Seventy-six of 90 county jails in North Carolina that reported data had a three-month increase in jail population after a low point in July 2020, according to a report released Wednesday by the Criminal Justice Innovation Lab at the UNC School of Government.
Despite a small decline from October, the November statewide jail population of 16,952 is still about 15% higher than the July figure of 14,752. The seasonal fluctuation is consistent with the trend in 2019.
Jails usually accommodate pre-trial and short-term detainees, but some county jails have partnerships with state and federal agencies to house their residents. The number of jail residents can be impacted by a combination of factors, including jury trial delays, modified pretrial release policies, and more recently, by efforts to decarcerate inmates during the pandemic over concerns about the congregate nature of jails and the spread of COVID-19.

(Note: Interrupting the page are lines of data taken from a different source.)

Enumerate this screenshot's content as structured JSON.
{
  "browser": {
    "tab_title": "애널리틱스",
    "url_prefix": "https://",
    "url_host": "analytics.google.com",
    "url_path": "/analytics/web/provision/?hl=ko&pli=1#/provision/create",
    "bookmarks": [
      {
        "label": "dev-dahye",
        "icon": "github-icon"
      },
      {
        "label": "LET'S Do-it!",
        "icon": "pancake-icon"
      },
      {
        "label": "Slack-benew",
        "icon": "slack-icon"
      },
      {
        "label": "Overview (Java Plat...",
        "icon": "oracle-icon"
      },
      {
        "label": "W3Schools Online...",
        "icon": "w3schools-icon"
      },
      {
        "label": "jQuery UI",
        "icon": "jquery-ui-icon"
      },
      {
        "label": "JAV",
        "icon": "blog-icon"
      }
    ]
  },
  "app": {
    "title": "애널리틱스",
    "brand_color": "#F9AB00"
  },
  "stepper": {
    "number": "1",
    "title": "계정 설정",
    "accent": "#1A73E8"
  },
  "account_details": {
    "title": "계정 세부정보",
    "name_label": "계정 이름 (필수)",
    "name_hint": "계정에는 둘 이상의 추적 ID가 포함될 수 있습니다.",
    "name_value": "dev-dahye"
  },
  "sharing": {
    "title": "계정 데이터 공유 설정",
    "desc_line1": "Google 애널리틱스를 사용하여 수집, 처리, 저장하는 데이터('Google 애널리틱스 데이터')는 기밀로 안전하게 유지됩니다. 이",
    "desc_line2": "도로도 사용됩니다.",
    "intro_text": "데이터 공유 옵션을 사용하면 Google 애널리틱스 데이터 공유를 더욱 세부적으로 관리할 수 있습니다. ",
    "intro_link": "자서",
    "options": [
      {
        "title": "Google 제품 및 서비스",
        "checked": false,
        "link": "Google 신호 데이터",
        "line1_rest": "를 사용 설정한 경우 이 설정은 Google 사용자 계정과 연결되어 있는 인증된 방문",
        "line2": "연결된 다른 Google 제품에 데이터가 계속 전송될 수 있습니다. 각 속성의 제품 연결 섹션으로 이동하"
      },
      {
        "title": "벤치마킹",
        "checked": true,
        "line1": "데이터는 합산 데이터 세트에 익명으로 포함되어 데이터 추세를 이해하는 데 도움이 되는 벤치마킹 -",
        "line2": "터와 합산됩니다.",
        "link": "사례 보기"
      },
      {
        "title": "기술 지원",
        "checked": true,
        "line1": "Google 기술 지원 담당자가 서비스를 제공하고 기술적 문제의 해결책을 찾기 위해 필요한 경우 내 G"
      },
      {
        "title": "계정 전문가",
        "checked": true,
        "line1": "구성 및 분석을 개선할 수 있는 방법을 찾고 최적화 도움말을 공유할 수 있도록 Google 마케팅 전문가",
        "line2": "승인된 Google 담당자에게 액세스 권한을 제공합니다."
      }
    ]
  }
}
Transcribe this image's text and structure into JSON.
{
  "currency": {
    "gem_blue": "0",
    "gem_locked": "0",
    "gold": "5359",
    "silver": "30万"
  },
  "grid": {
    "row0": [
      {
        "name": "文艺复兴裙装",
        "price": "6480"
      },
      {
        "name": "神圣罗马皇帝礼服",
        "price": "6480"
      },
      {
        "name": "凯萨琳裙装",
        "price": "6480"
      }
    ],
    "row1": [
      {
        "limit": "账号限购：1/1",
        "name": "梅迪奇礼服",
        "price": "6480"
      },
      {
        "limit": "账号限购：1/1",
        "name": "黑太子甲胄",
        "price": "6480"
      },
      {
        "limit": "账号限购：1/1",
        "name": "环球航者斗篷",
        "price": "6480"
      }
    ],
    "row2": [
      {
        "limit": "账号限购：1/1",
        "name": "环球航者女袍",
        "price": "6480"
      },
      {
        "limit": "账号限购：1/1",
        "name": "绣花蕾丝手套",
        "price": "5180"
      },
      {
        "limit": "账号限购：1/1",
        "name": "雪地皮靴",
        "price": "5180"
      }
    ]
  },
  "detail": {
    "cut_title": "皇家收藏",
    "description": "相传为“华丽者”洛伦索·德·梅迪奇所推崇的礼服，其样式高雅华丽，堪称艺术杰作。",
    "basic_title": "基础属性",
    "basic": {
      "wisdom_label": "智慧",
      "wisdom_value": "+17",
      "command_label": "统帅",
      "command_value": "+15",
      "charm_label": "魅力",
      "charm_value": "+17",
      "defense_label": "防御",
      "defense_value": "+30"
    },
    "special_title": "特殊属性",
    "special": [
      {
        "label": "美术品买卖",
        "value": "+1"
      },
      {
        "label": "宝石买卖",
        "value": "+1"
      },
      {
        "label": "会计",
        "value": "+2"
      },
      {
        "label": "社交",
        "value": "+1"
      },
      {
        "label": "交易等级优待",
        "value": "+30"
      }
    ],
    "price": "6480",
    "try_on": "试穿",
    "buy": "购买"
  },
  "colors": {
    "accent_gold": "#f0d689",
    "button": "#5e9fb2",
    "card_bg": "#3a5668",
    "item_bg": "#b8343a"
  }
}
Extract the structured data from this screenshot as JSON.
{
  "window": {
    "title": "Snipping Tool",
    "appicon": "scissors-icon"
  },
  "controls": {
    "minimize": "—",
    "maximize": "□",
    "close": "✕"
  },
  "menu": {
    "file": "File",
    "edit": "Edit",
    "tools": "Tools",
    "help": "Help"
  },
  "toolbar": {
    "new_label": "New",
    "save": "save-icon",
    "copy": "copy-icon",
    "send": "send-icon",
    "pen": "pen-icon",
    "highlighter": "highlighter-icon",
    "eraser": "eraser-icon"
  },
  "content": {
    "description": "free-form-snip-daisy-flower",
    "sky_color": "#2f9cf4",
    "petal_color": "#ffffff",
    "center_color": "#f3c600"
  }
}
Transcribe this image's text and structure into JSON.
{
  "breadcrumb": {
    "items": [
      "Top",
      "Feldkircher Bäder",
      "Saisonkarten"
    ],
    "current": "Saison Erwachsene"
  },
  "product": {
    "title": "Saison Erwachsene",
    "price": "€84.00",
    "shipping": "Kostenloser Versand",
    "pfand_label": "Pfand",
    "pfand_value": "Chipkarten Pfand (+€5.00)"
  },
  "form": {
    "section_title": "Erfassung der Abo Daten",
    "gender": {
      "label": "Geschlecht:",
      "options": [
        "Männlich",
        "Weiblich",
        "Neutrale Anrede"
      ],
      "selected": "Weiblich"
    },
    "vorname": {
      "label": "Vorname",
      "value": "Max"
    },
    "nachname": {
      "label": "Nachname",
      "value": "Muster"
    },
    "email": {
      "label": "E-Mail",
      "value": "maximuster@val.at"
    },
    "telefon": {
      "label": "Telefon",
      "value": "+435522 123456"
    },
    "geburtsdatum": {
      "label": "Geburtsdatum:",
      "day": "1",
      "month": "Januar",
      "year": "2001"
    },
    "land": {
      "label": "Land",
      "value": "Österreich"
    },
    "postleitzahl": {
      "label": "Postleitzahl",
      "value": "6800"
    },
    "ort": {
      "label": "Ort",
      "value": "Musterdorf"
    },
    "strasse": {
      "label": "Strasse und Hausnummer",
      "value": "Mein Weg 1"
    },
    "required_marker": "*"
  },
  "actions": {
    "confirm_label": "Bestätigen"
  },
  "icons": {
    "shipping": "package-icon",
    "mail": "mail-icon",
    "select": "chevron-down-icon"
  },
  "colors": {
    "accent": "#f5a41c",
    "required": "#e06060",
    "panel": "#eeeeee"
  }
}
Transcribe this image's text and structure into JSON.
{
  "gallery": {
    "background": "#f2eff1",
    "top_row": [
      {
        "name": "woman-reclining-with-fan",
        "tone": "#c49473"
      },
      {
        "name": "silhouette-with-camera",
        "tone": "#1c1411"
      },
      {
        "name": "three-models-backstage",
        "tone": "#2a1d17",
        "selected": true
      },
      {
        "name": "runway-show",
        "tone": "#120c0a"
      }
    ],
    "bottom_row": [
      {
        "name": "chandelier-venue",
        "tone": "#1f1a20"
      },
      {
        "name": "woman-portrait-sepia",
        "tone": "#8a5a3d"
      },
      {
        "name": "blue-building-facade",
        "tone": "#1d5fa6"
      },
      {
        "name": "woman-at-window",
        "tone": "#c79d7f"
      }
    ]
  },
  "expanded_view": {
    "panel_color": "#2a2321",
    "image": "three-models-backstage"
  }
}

Overall, the state jail population is low compared to 20,964 in February of last year. Caswell County, for example, reduced its jail population by 65.1% from 66 to 22 in November, according to the report.
There are still counties that reported higher numbers of jail occupants than pre-pandemic levels. Albemarle District Jail in Pasquotank County almost filled 90% of the 248-bed facility with 225 residents in November, as compared to a monthly average of around 176 in 2019, according to the data. The facility has a total of 12 COVID-19 cases, according to the most recent data from the state Department of Health and Human Services.
Prior to April 2020, when a series of CDC guidelines and efforts to reduce the number of people incarcerated went into place, the North Carolina statewide jail population had a year-on-year increase for the first three months. May through November, in turn, recorded a lower number of jail residents statewide compared to 2019.